As if the recent stock market turmoil hasn’t been enough, here’s a disturbing trend for retirement savers… According to a recent article, General Motors and Frontier Airlines have both stopped matching employee contributions to their 401(k) retirement accounts.
While these companies happen to be in particularly downtrodden industries, and thus might not be a harbinger of trouble on the retirement front in general, you know what they say… Past is prologue.
Looking back to the 2001-2003 recession, the Vanguard Group estimates that 5% of the company retirement plans that they manage suspended their matching retirement contributions, though most reinstated them within 2-3 years. Apparently these contributions represent an average of 11% of a companies profits, so they’re an attractive cost-cutting target.
The ability to freely reduce these sorts of benefits is one of the things that makes 401(k)-type plans more attractive to employers than traditional pensions. Unfortunately, the suspension of these sorts of benefits is akin to a pay cut for affected employees. Sure, they can’t touch that money until retirement, but it’s still their money.

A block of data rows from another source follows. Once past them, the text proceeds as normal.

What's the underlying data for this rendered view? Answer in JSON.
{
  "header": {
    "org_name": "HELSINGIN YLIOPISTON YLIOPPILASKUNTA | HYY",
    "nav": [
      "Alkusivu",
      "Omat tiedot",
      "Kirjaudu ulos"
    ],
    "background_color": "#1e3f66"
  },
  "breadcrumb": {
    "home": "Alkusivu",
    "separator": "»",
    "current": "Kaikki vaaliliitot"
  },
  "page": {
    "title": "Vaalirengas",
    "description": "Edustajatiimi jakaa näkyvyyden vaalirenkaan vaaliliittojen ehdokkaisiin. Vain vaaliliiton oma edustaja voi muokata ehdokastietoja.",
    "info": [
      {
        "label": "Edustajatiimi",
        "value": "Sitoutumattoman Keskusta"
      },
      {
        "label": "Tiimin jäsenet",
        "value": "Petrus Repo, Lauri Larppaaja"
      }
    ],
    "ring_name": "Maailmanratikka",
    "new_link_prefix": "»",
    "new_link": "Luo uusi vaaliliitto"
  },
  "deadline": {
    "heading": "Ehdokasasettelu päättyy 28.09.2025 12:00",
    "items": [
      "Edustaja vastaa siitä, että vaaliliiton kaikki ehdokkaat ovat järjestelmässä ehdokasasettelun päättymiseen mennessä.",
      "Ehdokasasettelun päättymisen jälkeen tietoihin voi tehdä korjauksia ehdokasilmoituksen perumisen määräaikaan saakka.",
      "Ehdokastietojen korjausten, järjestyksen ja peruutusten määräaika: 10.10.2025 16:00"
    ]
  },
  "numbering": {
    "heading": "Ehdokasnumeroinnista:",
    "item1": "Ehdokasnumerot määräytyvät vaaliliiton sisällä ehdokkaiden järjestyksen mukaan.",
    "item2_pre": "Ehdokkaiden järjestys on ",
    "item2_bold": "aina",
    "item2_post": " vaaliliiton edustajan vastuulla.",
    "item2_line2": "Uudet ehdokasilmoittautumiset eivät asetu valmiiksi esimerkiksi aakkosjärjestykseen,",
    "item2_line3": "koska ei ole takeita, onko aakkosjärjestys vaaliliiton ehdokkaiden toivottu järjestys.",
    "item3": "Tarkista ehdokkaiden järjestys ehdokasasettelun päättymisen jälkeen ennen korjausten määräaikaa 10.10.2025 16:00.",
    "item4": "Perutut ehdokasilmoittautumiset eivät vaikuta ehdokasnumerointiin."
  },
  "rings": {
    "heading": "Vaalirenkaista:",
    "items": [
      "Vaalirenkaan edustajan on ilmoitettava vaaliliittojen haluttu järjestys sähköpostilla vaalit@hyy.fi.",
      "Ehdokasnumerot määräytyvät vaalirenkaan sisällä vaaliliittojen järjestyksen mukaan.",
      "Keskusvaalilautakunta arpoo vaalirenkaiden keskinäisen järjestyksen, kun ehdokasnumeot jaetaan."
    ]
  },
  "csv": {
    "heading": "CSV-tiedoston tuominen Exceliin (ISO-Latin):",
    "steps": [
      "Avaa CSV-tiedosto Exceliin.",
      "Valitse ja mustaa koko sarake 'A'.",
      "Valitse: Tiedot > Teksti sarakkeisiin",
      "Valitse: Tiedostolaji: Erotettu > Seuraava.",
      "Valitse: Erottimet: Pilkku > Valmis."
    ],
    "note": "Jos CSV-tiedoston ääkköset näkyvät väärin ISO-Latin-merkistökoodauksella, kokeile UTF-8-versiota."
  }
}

Imagine how you’d respond if you received a memo saying that you’ve been targeted for a salary reduction. A cut in retirement benefits should be interpreted in exactly the same way.